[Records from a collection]

▶

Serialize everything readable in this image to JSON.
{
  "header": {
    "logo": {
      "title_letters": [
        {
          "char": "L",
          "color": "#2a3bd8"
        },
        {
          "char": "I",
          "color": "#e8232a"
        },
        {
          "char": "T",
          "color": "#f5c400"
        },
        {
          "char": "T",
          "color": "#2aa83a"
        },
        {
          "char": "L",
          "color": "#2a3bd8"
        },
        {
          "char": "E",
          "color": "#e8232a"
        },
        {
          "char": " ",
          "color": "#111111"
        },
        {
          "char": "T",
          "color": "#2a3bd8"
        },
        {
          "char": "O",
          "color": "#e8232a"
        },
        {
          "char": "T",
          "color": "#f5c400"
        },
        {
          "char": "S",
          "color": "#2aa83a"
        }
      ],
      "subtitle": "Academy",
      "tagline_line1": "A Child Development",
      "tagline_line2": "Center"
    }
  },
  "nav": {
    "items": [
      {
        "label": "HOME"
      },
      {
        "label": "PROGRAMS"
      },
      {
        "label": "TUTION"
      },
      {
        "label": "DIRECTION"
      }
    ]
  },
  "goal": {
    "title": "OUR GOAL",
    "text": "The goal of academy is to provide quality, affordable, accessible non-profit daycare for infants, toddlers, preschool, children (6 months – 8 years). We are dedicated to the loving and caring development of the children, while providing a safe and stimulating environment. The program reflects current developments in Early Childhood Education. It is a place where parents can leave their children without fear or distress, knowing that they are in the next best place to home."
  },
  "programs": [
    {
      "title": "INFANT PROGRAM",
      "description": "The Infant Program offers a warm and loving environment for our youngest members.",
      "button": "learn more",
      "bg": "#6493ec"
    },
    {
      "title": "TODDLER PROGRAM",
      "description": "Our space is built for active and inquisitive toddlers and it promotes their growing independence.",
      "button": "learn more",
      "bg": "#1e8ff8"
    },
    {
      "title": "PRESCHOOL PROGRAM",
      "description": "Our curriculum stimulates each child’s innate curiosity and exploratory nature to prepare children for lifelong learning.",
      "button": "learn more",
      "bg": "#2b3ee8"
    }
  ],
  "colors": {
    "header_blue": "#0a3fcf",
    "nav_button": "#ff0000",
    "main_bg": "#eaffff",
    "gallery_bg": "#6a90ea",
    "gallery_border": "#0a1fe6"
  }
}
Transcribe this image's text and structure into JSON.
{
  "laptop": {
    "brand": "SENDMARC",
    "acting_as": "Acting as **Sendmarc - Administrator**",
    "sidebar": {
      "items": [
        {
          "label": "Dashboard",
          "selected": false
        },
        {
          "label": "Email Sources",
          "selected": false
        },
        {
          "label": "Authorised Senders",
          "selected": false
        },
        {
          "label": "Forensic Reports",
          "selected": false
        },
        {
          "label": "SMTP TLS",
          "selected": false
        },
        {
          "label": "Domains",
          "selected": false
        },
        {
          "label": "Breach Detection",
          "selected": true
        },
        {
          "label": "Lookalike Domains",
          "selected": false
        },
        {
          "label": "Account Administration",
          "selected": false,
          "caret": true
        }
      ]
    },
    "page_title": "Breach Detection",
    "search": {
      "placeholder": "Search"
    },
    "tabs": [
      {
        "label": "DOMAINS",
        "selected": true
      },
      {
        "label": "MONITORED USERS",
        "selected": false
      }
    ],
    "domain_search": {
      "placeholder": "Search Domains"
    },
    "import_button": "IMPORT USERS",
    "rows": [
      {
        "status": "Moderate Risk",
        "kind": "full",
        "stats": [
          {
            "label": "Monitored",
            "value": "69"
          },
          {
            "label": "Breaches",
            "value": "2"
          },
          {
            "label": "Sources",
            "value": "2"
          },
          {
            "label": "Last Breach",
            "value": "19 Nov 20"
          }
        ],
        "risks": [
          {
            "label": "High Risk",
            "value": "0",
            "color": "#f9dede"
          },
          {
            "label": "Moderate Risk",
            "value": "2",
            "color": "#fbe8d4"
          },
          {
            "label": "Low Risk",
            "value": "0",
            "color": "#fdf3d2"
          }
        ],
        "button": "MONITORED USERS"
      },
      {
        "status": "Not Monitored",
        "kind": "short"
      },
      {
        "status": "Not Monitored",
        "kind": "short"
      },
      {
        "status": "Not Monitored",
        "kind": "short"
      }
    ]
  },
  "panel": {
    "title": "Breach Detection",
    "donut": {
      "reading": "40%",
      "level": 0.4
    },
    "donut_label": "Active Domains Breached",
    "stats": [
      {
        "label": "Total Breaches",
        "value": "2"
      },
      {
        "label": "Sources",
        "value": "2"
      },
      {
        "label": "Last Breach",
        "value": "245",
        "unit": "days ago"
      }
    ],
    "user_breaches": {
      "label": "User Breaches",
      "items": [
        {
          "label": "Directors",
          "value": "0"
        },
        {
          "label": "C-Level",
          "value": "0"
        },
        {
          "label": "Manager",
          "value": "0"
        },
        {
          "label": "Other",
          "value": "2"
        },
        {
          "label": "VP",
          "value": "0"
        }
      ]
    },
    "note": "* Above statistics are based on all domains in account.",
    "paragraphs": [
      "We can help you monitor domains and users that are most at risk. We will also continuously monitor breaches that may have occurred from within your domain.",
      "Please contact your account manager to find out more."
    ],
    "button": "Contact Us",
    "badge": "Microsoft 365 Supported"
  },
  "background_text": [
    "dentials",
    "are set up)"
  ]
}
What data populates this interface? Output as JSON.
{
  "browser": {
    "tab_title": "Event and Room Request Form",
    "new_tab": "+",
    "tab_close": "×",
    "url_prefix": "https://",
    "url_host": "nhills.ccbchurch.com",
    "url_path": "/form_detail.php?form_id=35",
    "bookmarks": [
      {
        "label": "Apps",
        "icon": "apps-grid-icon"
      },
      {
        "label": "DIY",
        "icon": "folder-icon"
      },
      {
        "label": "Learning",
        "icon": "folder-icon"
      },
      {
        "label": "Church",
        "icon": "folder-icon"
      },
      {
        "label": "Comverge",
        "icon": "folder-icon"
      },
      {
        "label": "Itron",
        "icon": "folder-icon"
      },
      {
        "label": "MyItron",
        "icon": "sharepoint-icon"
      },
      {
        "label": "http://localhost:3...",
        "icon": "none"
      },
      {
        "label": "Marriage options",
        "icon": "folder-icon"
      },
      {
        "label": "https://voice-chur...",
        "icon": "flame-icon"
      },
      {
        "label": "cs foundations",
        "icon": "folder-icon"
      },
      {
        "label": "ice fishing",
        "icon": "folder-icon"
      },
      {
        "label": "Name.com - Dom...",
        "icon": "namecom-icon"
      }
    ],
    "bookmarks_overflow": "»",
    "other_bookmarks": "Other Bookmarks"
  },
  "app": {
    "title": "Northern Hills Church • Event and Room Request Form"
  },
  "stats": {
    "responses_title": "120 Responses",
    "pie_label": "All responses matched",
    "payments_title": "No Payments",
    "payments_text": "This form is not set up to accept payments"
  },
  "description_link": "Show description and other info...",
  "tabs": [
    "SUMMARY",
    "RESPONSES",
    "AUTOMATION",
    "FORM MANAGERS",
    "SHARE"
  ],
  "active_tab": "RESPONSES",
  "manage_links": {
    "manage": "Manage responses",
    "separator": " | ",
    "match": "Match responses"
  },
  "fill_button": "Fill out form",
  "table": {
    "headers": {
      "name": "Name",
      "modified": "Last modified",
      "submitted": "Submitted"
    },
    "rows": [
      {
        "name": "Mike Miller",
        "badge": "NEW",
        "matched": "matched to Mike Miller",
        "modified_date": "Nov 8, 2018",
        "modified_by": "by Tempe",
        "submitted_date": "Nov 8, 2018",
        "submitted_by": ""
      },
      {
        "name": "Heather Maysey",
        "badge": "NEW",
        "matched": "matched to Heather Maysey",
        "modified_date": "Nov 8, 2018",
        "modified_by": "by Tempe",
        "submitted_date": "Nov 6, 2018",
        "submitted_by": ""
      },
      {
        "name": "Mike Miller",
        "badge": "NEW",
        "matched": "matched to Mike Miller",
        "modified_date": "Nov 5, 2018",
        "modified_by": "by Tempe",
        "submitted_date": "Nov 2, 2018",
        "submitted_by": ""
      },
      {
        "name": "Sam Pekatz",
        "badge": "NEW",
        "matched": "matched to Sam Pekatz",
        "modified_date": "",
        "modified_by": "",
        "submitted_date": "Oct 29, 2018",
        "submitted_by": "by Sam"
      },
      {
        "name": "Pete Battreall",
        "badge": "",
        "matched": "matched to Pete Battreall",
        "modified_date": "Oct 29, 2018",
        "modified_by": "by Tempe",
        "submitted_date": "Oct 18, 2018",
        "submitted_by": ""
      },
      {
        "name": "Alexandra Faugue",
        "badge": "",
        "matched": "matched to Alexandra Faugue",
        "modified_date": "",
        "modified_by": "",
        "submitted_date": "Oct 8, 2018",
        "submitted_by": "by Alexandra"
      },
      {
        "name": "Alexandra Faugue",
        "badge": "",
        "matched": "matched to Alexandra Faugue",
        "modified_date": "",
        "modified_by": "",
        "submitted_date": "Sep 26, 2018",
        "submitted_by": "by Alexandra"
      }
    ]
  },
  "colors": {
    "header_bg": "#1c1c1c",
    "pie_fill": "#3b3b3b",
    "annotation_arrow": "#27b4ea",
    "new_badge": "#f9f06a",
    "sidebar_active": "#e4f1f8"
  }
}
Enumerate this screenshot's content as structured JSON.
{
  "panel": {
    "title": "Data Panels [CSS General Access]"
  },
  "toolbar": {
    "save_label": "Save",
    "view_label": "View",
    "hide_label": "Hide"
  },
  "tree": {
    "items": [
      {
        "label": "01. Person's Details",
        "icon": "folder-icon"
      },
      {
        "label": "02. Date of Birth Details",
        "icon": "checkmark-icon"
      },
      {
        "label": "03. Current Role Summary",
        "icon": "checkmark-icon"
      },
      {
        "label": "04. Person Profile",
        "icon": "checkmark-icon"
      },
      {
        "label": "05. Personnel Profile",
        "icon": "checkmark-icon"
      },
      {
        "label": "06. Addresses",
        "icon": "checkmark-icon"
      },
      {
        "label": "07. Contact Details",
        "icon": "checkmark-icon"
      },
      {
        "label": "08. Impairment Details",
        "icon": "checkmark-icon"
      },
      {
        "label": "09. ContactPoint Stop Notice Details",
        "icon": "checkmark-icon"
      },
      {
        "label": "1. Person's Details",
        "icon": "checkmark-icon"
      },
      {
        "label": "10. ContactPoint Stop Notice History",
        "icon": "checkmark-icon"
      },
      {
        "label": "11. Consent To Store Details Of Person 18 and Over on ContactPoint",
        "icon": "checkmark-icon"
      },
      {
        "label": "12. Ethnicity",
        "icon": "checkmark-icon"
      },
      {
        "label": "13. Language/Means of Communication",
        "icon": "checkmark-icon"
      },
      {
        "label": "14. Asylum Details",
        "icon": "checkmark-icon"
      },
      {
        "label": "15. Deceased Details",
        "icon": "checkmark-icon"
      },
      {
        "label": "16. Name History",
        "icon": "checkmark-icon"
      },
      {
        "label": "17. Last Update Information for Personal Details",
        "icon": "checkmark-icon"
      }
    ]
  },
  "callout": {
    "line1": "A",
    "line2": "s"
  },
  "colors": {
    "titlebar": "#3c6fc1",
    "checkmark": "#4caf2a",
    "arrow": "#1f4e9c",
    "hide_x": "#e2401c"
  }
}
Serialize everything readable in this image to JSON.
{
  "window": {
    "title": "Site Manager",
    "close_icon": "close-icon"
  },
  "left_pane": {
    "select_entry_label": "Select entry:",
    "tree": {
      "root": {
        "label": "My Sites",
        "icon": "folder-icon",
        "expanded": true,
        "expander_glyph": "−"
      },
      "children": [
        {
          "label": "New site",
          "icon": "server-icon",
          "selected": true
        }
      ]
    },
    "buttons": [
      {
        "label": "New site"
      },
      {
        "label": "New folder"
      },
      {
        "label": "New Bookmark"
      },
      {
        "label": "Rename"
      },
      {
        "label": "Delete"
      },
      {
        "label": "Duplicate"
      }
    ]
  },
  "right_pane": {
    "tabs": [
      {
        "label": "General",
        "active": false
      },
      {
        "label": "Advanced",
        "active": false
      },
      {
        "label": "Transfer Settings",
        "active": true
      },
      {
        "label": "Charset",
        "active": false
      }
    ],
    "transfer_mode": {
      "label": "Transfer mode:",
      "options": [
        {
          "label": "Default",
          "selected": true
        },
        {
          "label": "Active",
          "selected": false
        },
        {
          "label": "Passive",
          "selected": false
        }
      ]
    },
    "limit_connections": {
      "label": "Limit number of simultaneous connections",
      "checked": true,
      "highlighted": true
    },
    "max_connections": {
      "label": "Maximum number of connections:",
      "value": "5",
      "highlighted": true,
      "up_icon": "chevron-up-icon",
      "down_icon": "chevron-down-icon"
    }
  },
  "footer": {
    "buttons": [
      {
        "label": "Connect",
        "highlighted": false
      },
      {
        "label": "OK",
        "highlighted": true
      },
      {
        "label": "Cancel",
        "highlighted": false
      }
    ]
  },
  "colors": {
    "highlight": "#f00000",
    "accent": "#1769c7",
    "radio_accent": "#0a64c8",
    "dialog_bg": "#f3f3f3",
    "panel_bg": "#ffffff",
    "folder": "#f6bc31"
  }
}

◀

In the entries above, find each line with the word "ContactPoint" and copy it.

        "label": "09. ContactPoint Stop Notice Details",
        "label": "10. ContactPoint Stop Notice History",
        "label": "11. Consent To Store Details Of Person 18 and Over on ContactPoint",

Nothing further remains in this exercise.